Sunday, 21 February 2016

I Believe... (Tales from the Creed No.1)

Algernon Bagshot had always been a difficult child. From the first time he drew breath, his eyes seemed to be perpetually questing for reasons why things were the way they were. Why had his bottom just been spanked? Who were these upside-down people dressed in white? And who was that person holding him crying, when she had obviously wanted him to be out here instead of in there, where everything had been warm and snug, if a little cramped?

No matter. But as he grew up, Algernon clearly wanted reasons for everything, and so he began collecting answers. Where does the water go? Down a pipe to the sea. Why must I go to bed now when I’m not tired or sleepy? Because you need it. What’s that thing they’re doing on TV? Not for your eyes. Go to bed.

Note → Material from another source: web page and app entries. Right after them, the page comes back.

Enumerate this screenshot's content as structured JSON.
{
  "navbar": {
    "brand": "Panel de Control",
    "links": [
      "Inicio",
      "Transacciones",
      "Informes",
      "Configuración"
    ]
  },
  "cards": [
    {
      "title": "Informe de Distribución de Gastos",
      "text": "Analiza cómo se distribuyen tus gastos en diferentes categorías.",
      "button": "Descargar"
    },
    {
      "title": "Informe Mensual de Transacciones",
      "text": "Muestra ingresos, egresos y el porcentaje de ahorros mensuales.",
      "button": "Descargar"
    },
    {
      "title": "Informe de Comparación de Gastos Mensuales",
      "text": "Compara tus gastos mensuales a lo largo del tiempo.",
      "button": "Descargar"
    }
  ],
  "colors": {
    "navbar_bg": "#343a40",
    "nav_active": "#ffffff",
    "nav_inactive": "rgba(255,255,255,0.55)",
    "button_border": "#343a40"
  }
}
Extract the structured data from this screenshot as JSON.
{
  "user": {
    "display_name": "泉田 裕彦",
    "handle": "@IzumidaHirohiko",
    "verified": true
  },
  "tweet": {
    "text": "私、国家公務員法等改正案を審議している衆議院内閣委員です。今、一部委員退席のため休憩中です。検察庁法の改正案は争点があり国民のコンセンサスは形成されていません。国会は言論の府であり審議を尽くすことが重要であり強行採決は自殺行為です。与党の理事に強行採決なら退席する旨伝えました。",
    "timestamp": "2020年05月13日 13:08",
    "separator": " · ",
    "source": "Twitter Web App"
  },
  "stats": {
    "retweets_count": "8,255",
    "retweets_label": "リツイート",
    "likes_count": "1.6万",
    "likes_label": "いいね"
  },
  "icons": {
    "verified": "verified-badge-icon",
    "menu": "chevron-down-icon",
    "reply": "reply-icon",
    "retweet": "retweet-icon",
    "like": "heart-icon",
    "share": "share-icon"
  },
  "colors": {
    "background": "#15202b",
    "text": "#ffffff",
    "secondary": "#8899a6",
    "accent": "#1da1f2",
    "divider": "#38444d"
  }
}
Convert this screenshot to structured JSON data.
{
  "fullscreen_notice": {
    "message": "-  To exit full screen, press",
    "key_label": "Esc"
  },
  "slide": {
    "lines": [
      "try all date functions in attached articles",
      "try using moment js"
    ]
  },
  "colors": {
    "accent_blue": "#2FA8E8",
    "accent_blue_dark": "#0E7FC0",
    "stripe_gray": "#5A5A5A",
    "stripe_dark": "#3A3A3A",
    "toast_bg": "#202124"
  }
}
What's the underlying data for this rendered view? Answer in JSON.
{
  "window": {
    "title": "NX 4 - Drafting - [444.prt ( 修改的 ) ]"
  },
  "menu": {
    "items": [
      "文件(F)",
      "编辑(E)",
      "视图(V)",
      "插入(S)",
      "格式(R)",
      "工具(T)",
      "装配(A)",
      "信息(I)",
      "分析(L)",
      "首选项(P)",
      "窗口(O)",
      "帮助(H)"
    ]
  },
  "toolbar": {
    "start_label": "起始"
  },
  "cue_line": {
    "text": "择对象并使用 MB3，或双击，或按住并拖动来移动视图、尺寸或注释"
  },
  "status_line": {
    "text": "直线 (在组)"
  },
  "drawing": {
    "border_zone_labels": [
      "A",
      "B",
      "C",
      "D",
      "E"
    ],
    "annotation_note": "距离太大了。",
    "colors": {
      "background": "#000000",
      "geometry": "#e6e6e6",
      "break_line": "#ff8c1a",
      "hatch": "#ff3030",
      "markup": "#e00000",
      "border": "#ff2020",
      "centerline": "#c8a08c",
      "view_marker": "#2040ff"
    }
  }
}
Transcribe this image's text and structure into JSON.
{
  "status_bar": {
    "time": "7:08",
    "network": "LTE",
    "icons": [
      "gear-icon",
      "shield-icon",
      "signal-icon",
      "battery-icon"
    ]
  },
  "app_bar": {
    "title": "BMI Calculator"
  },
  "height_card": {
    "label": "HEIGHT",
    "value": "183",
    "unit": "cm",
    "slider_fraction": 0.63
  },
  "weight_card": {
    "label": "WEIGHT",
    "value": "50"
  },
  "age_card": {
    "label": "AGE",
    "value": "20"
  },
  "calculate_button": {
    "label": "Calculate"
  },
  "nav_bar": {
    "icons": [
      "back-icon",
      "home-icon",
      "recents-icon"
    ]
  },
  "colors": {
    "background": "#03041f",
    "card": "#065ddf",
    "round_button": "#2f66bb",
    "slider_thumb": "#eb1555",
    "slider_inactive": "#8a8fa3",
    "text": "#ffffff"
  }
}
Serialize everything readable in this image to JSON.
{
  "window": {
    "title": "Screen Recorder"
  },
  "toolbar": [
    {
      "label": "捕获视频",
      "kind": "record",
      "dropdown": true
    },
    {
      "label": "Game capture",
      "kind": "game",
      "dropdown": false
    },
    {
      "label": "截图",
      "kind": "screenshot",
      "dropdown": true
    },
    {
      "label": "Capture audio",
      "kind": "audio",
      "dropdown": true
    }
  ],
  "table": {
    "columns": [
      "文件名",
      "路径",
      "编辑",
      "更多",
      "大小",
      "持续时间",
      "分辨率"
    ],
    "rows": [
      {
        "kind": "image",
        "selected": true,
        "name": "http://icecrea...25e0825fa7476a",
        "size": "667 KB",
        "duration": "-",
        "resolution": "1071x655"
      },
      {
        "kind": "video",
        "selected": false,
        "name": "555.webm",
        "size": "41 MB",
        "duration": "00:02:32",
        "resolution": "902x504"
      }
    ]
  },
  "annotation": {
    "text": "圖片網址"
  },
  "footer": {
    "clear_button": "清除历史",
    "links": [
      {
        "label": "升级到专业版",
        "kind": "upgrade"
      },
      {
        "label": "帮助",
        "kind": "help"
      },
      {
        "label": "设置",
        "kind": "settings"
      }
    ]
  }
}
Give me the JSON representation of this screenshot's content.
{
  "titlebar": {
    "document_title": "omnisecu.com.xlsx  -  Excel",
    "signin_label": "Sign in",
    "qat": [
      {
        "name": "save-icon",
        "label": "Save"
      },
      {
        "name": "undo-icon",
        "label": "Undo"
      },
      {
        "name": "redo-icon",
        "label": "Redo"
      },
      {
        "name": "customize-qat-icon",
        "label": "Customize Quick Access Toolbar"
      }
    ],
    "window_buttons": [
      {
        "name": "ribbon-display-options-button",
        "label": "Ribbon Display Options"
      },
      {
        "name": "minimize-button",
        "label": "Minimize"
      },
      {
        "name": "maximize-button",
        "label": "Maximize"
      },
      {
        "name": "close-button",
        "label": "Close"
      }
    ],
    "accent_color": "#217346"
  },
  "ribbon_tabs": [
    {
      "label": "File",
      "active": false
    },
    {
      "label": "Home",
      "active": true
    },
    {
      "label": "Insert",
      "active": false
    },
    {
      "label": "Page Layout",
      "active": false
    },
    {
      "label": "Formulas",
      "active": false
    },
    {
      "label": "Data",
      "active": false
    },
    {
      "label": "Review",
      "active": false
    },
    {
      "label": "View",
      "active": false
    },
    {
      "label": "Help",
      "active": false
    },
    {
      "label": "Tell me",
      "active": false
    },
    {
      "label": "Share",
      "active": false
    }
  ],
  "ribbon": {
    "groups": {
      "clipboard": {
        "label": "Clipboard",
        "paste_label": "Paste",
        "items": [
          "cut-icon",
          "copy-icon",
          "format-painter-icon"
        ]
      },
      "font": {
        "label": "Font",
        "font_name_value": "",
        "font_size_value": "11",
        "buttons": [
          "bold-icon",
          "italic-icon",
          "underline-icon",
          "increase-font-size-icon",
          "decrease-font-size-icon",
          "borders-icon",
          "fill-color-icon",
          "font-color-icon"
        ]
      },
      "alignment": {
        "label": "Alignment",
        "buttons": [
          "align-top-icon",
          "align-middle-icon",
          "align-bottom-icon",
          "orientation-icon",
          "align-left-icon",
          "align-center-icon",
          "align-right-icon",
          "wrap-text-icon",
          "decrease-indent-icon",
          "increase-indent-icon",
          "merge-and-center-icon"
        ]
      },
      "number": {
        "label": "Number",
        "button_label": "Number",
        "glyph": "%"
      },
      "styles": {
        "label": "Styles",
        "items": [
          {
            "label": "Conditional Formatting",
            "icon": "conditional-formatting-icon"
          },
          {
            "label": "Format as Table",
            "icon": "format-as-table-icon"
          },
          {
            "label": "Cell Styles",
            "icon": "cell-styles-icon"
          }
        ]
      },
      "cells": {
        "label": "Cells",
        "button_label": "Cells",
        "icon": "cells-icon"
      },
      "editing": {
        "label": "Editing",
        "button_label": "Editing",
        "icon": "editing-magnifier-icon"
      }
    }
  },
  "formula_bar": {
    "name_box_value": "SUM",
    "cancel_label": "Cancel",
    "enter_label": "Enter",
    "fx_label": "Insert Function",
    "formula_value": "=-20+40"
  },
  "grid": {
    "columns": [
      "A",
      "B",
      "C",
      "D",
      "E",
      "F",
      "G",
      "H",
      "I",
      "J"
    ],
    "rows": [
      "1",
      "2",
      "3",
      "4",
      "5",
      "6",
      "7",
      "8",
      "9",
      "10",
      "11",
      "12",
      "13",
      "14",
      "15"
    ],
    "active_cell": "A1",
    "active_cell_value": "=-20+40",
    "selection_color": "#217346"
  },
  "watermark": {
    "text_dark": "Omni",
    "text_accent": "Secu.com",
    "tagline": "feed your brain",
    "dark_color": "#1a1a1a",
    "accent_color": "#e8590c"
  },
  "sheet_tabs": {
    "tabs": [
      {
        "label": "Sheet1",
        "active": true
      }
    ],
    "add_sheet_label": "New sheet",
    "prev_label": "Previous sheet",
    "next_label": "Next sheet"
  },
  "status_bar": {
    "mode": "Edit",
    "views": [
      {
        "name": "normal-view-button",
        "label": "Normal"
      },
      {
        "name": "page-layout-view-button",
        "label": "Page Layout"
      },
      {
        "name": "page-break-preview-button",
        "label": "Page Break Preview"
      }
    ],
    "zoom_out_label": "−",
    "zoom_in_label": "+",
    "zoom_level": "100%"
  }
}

So as he shuffled off to bed, the questions and answers stacked up in his mind, ready to be processed as he fell asleep studying the patterns on the bedroom curtains.

Grown-ups know stuff.
They’ve lived longer, so they know more than I do.
When I’m bigger I’ll know stuff too.

Friday, 19 February 2016

This week's news for Lent

For someone who hasn’t been reading the papers at all this week because of a ‘Lenten fast’, and only half-listened to the radio instead, it’s been a bit disorientating. What have you all been doing with the world whilst my back was turned? Come on, shape up, and start taking some responsibility for yourself. I can’t do this stuff all on my own.

Sunday, 7 February 2016

What are you giving up for Lent?

Chocolate? Hmmm…. Too easy, and too necessary to keep me awake mid-afternoon. Cake? But solid, juicy fruit cakes are a gift from God. Meat? No. There’s something I ‘use’ that probably does me and our world far more damage. So for purely selfish reasons, I’m going to be starting a Lenten fast involving NOT READING ANY NEWSPAPERS from Ash Wednesday up to Easter. If that sounds a bit weak, it’s because I’m an obsessive reader of online newspapers who needs to break the habit. Why? Because over the next few weeks, I’m going to see what my life could be like without being repeatedly told by…

The Guardian and the Independent
… That the world’s going to hell in a handbasket due to global warming, eating meat, Donald Trump, gun-toting American rednecks, whilst being fed self-satisfied platitudes demanding to know why can’t we all be nice to each other, and by the way, don’t you think all the people who disagree with us are racist bigoted homophobic scumbags who need to be re-educated quickly… preferably by our leader-writers?

The Daily Mail
… That the country’s going to hell in a handbasket due to immigrants, the European Union, Muslims who are going to murder us in our beds, lower moral standards (but please don’t look too closely at Mail Online), with added platitudes saying that it’s all either the fault of Jeremy Corbin, or the Church of England who have just gone soft by running food banks for the poor and asking why they are hungry.

Thursday, 4 February 2016

The Parable of It.

Since Peter was aware of being himself, there had always been a nagging thought that he wasn’t alone. It (whatever it was) had always been there in the background, and he found this unsettling. As a child, he had always wanted to be alone, completely alone, but found that it never happened. He was always looking over his shoulder, wondering if he was being followed.